Tuesday 26th May

Another new resolution - I'm going to tidy all my gardening magazines into folders when I return home. I can't properly re-read all my Fine Garden magazines because they're stashed here and there, all over the place. This sudden interest in filing results from being online, checking Fine Gardener's magazine articles.

'Thrillers, fillers, and spillers.'
-Steve Silk.

Steve Silk's recipe for container planting is brilliant - he calls his recipe 'Thrillers, Fillers, and Spillers'. And New Zealand Phormium hybrids are considered 'thrillers' - nice. I'm going to follow it next spring. Ha! Yet another new resolution.

Today we went to visit two local nurseries with small display gardens. At the iris garden only the dwarf irises were flowering, but it was just great to talk to a real gardener again.

 Pumping Iron, Ruby Eruption, Fast Forward.
Dwarf Irises from Trails End Iris Garden

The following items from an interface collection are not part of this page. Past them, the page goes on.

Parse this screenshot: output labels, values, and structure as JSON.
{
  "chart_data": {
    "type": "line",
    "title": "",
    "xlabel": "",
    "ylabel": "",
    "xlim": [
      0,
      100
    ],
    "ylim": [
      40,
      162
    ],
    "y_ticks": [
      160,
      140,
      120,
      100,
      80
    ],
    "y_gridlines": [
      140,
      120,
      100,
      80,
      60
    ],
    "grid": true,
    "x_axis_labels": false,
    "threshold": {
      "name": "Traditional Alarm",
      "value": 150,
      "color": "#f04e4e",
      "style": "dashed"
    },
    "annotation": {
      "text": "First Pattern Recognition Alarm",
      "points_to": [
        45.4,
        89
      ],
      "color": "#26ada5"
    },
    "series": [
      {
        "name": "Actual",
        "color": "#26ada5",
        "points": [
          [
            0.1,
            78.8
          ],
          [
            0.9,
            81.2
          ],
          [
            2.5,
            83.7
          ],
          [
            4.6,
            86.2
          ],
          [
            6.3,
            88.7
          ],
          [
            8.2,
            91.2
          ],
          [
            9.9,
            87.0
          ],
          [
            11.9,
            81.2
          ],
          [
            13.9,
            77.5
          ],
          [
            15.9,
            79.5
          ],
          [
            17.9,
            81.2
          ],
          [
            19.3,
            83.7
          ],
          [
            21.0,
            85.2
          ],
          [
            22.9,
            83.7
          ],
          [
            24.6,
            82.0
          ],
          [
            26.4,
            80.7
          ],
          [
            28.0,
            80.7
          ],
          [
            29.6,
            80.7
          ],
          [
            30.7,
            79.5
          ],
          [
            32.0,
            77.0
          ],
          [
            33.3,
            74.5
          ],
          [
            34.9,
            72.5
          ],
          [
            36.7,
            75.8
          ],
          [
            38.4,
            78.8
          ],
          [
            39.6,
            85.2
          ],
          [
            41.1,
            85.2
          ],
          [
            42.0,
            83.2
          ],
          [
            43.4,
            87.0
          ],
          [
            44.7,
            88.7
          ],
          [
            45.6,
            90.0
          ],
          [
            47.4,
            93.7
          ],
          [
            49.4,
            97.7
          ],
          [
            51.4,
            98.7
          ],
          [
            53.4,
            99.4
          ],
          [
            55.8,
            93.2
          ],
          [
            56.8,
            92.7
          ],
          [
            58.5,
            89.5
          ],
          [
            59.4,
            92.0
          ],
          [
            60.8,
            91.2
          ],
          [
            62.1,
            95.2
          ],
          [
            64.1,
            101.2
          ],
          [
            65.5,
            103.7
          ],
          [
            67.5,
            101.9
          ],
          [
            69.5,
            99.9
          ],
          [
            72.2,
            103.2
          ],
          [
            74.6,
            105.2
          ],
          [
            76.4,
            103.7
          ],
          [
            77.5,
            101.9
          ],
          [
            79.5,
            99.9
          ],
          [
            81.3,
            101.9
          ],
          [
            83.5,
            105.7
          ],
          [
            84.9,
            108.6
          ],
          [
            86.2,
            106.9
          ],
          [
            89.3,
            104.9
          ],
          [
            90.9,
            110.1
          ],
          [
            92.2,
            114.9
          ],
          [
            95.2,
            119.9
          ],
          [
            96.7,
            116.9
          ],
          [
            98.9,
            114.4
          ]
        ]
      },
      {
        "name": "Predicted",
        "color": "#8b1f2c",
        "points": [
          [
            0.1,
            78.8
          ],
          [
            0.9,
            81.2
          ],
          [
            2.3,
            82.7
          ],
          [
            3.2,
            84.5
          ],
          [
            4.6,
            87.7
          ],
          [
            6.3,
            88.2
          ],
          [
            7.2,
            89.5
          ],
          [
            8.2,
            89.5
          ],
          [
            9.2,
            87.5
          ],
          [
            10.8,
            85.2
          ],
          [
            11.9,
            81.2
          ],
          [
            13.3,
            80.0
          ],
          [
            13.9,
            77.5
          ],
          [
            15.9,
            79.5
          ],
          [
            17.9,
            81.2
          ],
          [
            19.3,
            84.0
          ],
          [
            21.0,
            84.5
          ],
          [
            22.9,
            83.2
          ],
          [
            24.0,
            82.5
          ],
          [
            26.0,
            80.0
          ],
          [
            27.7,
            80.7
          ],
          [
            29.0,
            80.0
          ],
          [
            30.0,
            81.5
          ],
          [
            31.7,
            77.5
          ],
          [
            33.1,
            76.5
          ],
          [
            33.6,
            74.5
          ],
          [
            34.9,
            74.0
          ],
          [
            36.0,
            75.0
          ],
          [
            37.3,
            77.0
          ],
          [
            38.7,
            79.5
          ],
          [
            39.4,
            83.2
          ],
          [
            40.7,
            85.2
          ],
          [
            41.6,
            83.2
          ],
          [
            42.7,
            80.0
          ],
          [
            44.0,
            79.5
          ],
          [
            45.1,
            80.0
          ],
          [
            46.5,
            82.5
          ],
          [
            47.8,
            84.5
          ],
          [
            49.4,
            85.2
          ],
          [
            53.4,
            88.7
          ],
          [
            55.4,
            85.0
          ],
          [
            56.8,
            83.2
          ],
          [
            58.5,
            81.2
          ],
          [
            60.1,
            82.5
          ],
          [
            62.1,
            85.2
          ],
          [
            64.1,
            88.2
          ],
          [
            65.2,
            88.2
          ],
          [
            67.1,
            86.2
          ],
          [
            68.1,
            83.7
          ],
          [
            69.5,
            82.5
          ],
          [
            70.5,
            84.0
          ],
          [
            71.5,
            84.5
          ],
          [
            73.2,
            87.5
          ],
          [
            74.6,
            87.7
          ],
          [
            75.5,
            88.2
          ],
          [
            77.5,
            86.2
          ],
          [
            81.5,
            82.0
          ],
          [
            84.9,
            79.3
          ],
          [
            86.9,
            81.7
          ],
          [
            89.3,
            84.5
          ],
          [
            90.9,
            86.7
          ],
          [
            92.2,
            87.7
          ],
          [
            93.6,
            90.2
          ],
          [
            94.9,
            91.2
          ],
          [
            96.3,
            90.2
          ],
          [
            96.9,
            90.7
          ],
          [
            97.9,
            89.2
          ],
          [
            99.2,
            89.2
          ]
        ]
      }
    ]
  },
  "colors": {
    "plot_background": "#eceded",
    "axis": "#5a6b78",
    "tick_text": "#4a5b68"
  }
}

The owner was so welcoming - we talked about weather (a late frost had nipped at many of her plants), and how she started her garden. The way she'd planted irises in the rockery setting was so pretty.

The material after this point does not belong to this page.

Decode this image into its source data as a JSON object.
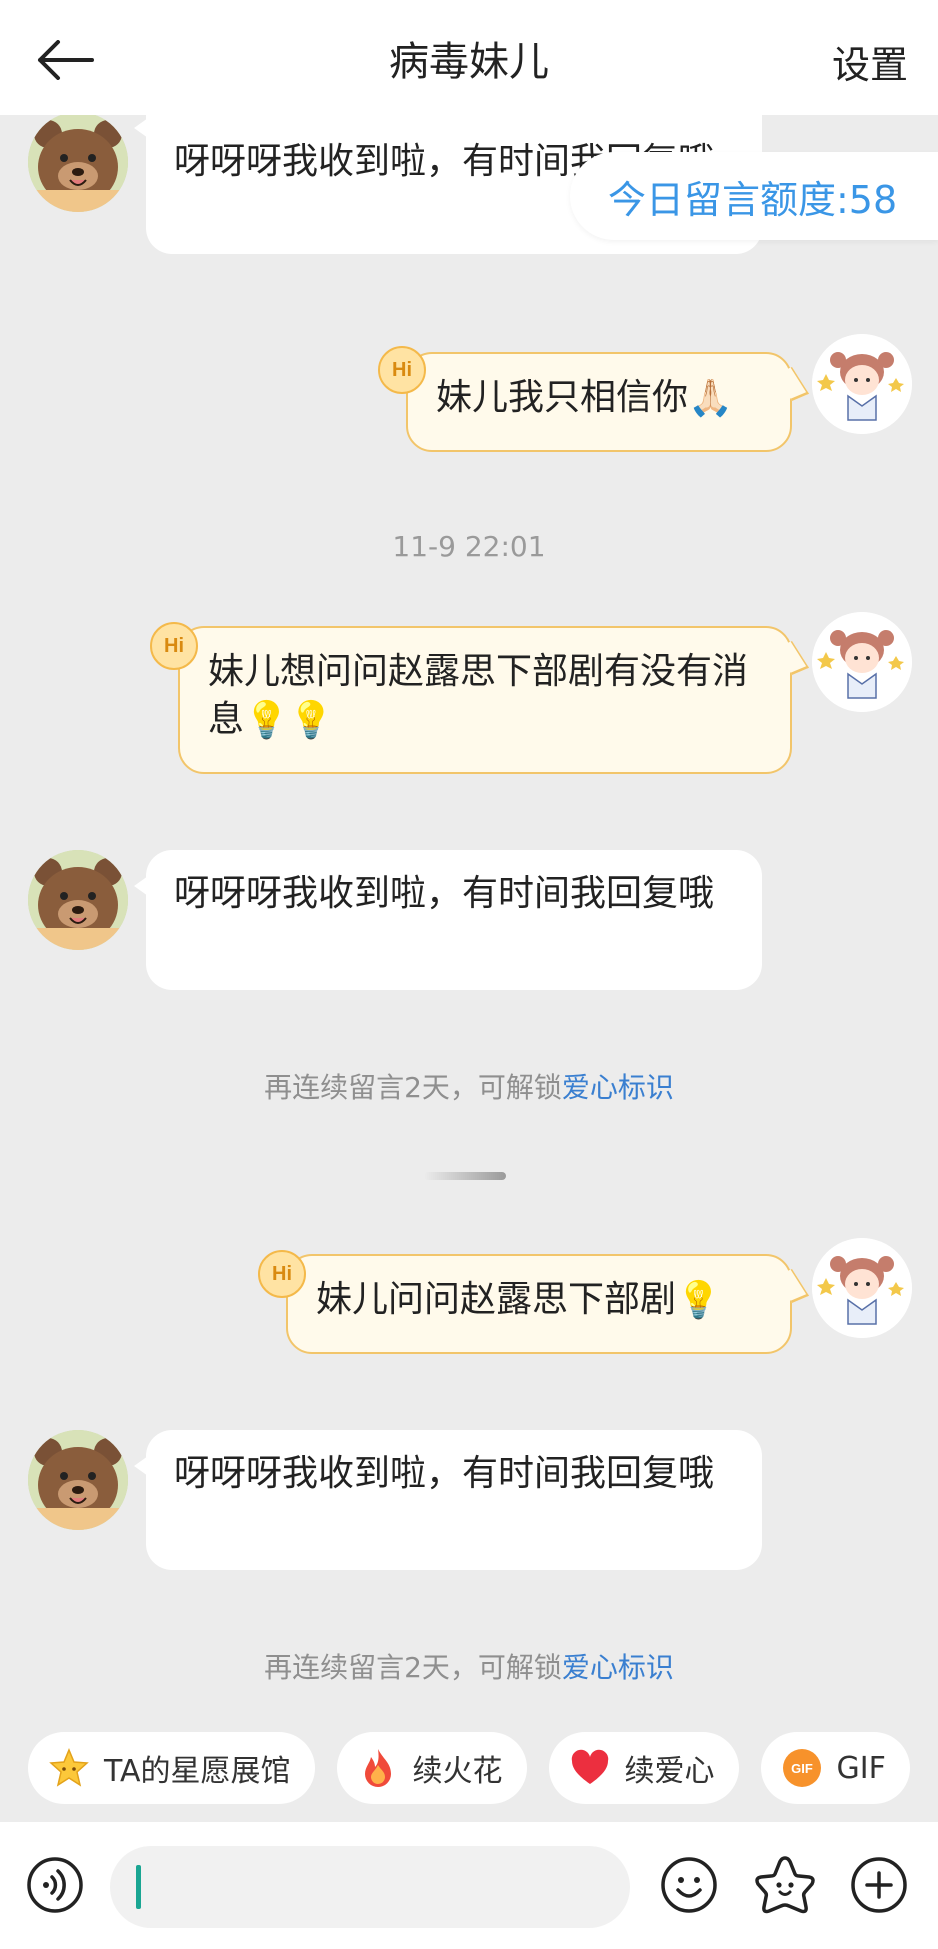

 Hee hee...
A Hammerbird


The second garden was attached to a specialist perennial nursery. Mounds of perennial greenery suggested we were probably three weeks too early for flower colour (I knew that). But the gardens were full of sweet things - little sedums in a rockery, little paths, quaint structures, and sculptures.

Rusty Birds

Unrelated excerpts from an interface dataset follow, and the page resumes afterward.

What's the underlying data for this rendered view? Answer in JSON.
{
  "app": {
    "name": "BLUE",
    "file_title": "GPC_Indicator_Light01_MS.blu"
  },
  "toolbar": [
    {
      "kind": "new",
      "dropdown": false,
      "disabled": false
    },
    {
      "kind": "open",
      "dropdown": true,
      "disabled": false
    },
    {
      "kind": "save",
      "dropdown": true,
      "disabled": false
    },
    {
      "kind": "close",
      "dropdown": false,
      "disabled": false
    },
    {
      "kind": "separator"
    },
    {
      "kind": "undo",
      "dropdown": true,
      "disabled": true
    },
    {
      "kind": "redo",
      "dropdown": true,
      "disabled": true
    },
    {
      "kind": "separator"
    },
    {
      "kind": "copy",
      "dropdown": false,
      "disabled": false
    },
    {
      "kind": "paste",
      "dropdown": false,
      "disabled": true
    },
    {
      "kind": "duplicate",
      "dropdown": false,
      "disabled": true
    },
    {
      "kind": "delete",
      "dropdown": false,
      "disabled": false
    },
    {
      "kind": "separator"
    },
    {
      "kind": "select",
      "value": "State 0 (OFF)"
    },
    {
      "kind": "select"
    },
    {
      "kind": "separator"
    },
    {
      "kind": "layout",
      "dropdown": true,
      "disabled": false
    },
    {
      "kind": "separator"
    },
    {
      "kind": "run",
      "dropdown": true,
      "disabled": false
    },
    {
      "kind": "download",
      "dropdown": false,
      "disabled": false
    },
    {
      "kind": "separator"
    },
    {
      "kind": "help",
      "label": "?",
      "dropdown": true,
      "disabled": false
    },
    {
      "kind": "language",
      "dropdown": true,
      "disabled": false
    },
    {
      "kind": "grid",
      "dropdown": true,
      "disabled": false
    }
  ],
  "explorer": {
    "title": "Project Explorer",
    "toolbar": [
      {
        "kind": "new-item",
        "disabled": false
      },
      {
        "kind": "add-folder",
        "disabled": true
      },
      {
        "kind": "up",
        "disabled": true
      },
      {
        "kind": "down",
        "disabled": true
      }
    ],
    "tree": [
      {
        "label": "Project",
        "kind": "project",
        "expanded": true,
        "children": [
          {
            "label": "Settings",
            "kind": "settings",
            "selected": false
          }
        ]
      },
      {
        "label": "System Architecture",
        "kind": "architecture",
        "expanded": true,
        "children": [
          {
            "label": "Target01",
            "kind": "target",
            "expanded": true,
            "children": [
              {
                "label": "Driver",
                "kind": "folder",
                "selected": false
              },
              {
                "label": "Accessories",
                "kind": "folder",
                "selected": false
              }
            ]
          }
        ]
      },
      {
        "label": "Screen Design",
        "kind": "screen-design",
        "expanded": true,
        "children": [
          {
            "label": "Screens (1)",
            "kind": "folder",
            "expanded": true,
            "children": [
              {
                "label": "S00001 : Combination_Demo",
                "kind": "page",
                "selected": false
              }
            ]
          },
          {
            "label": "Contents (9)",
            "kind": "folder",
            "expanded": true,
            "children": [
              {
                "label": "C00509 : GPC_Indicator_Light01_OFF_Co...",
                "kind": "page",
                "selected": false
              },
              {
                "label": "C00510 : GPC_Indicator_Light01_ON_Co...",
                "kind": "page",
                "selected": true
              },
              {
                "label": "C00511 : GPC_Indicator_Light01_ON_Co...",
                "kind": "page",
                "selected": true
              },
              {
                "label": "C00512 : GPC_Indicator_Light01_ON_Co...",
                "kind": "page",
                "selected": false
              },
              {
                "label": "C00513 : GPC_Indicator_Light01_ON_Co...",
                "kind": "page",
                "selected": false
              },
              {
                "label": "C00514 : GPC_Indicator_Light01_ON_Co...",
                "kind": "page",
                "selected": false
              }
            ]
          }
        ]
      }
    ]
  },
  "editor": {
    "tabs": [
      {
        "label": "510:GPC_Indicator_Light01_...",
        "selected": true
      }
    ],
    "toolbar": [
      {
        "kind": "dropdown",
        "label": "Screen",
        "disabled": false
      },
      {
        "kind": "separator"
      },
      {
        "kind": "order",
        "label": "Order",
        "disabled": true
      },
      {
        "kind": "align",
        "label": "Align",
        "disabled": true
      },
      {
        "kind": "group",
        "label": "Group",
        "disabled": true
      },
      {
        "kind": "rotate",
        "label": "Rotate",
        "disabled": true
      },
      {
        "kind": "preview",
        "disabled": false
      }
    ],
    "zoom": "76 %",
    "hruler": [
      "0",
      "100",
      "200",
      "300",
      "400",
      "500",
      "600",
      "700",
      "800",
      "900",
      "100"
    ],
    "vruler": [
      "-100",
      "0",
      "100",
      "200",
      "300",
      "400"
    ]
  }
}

Hee hee. I now have a series of photographs of rusty bird sculptures for Non-Gardening Partner to assemble from bits of old tools - rakes, hammers, shovels and such. They are soooooo groovy! The Hammer Bird is NGP's favourite, so it seems sensible for me to feature his picture here. What a cutie!

So as a result of today's visiting I'd like more dwarf irises, some hybrid lilacs like the sensational 'Sensation', and some rusty birds. Hmm... Not bad for one day!


We visited Trails End Iris Garden (a huge thank you to Anne the gardener) and Canning Perennials, both near Hamilton, Ontario.

 I liked these graduated planting boxes.
Canning Perennials Garden

Wednesday 27th May

I'm feeling dreadfully homesick. How silly - home is cold and wintry. But I'm still enjoying myself, if that makes any sense.

 In the Royal Botanic Gardens, Hamilton.
Lilac Sign - Lilac Walk

Botanical Garden Visiting

Today we paid a short visit to Hamilton's Royal Botanical Gardens where I finally saw the famous Rock Garden. The new growth on the conifers was just so pretty - putting the artificial Moosey Christmas tree foliage to shame (as it should).

Nature 'does' rockeries better, too, but the Rock Garden was well worth a visit. The contrast between solid flat-faced grey slabs of rock and grids of one-colour tulip flowers was amusing but effective. And now I want some mass tulip plantings for the Moosey Garden. I have the mentality of a sweet-toothed five year-old in a cake shop.

We'll Gather Lilacs...

We also walked around the Lilac collection (over 600 varieties) in the Arboretum. Such pretty colours - all the dilutions and saturations of the colour 'lilac'. Now I'd like some white hybrids for my garden. Ha! My list of things to buy when I get home gets even larger.

Thinking of Home

Thinking of home (as I am), I wonder what shape Tiger the Moosey fat cat is by now? Having a feeding station forever full of dried food in the kitchen will be her idea of cat-heaven. And Rusty the dog will be over-eating at his kennels.

 Lovely colours.
Tulips in the Rock Garden

Meanwhile, Non-Gardening Partner is eating far too many North American donuts and sticky buns. A mass semi-diet will be required for the whole household.

Friday 29th May

Wow. We are back in Washington DC, having driven all day. Being mature adults, we have been playing car games - the 'Name the USA States Game' (all of them), and then 'I Spy' a number plate from each. It might interest the non-gardening reader to know our results. On the road from Buffalo to Rockville, Maryland we got all the state names, and saw 32 different state number plates - including an unlikely one from Alaska. That's 64%! Ha!

Goodbye North America!

Tomorrow we fly home. I am not allowing myself to write any gardening lists until I'm tucked into my seat on that first plane. I should be happily occupied for quite a while. I'll be back when I'm back, so to speak.